“In my experience, men sometimes have a hard time opening up to other men about personal information that is important to financial planning such as dreams, goals and family issues,” Janine said. “Women typically feel more comfortable engaging in these types of conversations and as a result tend to have an easier time getting men to open up and share their personal thoughts and discuss sensitive family matters.”
In 2011, the Federal Bureau of Labor Statistics reported that women comprised 38.7 percent of securities, commodities, funds, trusts and other financial investments industries. A survey of Securities America’s women advisors found 44 percent specialize in the women’s market, and have developed unique client experience processes for their women clients versus their male clients. The survey also found the biggest challenges to attracting women clients were getting them to commit the time to working with a financial advisor, followed by building their trust in an area they don’t feel comfortable with.
“Because women are such a small portion of financial advisors nationwide, it is important for us to come together to help more women propel their success,” Janine said. To encourage this, she began hosting the annual Super Women’s Summit at Securities America’s National Conference. This event is an opportunity for women advisors to network and discuss their secrets for business success. When Paula served as the event’s speaker, she shared her journey to success, including information on her Smart Woman Seminar Series.
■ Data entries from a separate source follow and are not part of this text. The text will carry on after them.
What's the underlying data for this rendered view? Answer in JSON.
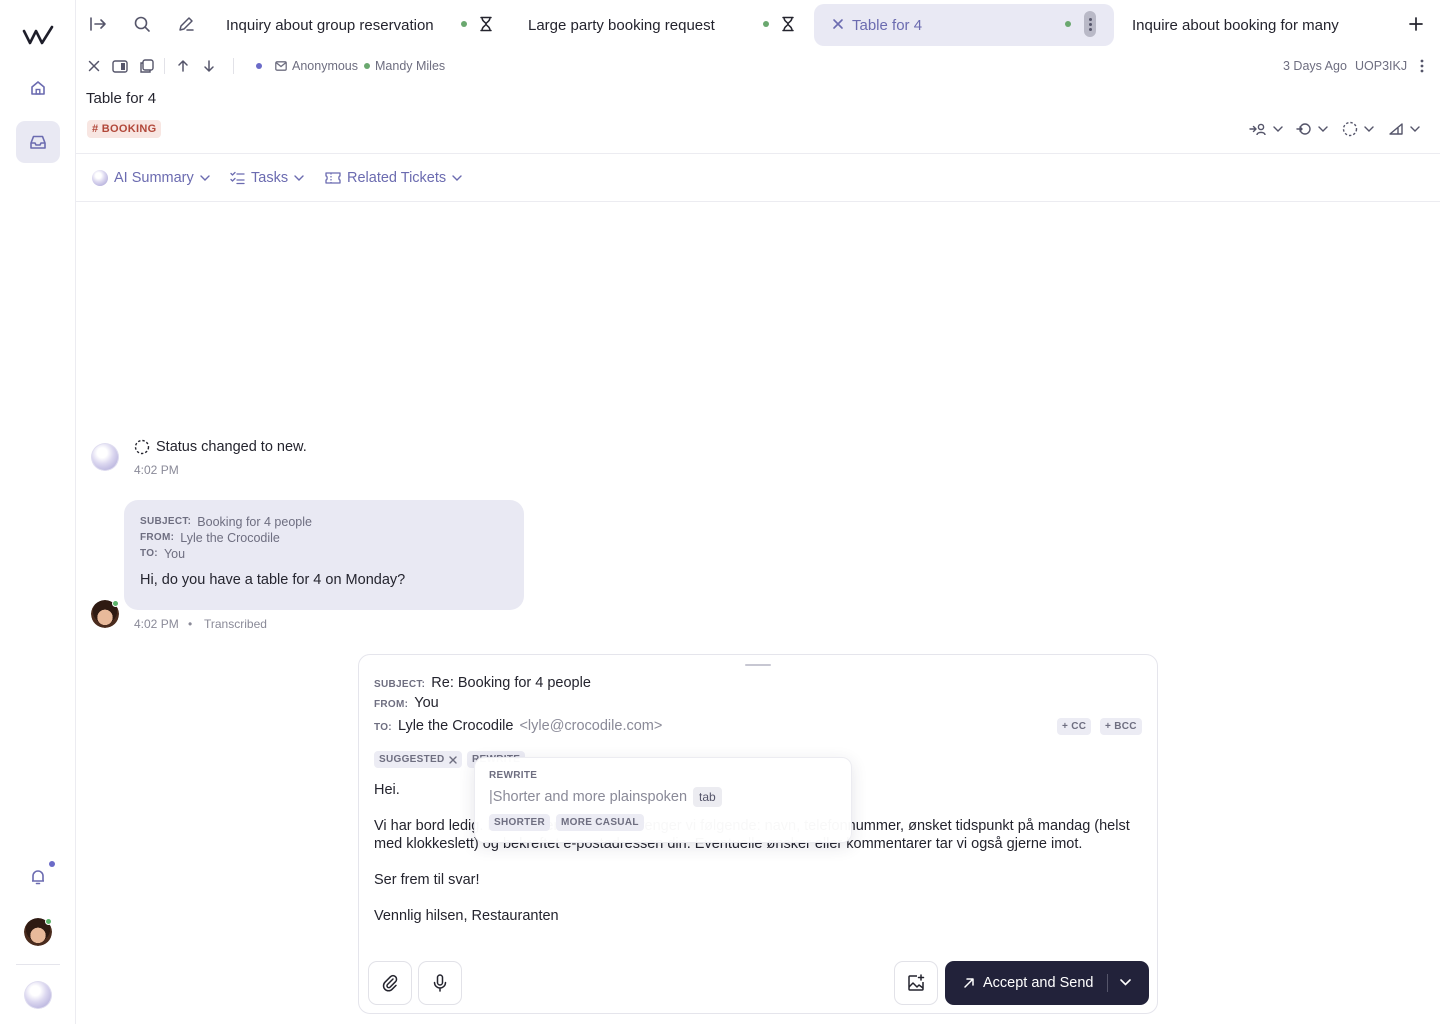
{
  "tabs": [
    {
      "label": "Inquiry about group reservation"
    },
    {
      "label": "Large party booking request"
    },
    {
      "label": "Table for 4"
    },
    {
      "label": "Inquire about booking for many"
    }
  ],
  "ticket": {
    "requester": "Anonymous",
    "assignee": "Mandy Miles",
    "age": "3 Days Ago",
    "id": "UOP3IKJ",
    "title": "Table for 4",
    "tag": "# BOOKING"
  },
  "subtabs": {
    "ai_summary": "AI Summary",
    "tasks": "Tasks",
    "related": "Related Tickets"
  },
  "timeline": {
    "event": {
      "text": "Status changed to new.",
      "time": "4:02 PM"
    },
    "message": {
      "subject_label": "SUBJECT:",
      "subject": "Booking for 4 people",
      "from_label": "FROM:",
      "from": "Lyle the Crocodile",
      "to_label": "TO:",
      "to": "You",
      "body": "Hi, do you have a table for 4 on Monday?",
      "time": "4:02 PM",
      "separator": "•",
      "status": "Transcribed"
    }
  },
  "composer": {
    "subject_label": "SUBJECT:",
    "subject": "Re: Booking for 4 people",
    "from_label": "FROM:",
    "from": "You",
    "to_label": "TO:",
    "to_name": "Lyle the Crocodile",
    "to_email": "<lyle@crocodile.com>",
    "cc": "+ CC",
    "bcc": "+ BCC",
    "chip_suggested": "SUGGESTED",
    "chip_rewrite": "REWRITE",
    "body": {
      "greeting": "Hei.",
      "p1": "Vi har bord ledig. For å reservere bordet trenger vi følgende: navn, telefonnummer, ønsket tidspunkt på mandag (helst med klokkeslett) og bekreftet e-postadressen din. Eventuelle ønsker eller kommentarer tar vi også gjerne imot.",
      "p2": "Ser frem til svar!",
      "p3": "Vennlig hilsen, Restauranten"
    },
    "send_label": "Accept and Send"
  },
  "rewrite_popup": {
    "label": "REWRITE",
    "suggestion": "|Shorter and more plainspoken",
    "key": "tab",
    "options": [
      "SHORTER",
      "MORE CASUAL"
    ]
  }
}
“Paula is super confident and has a great presence, which is the trait of many successful advisors regardless of gender,” Janine said. “Women tend to be more humble when it comes to sharing their strengths, but they don’t need to be. Paula has quadrupled her business and is very dynamic in our industry. Her career is a wonderful model for other women advisors to follow.”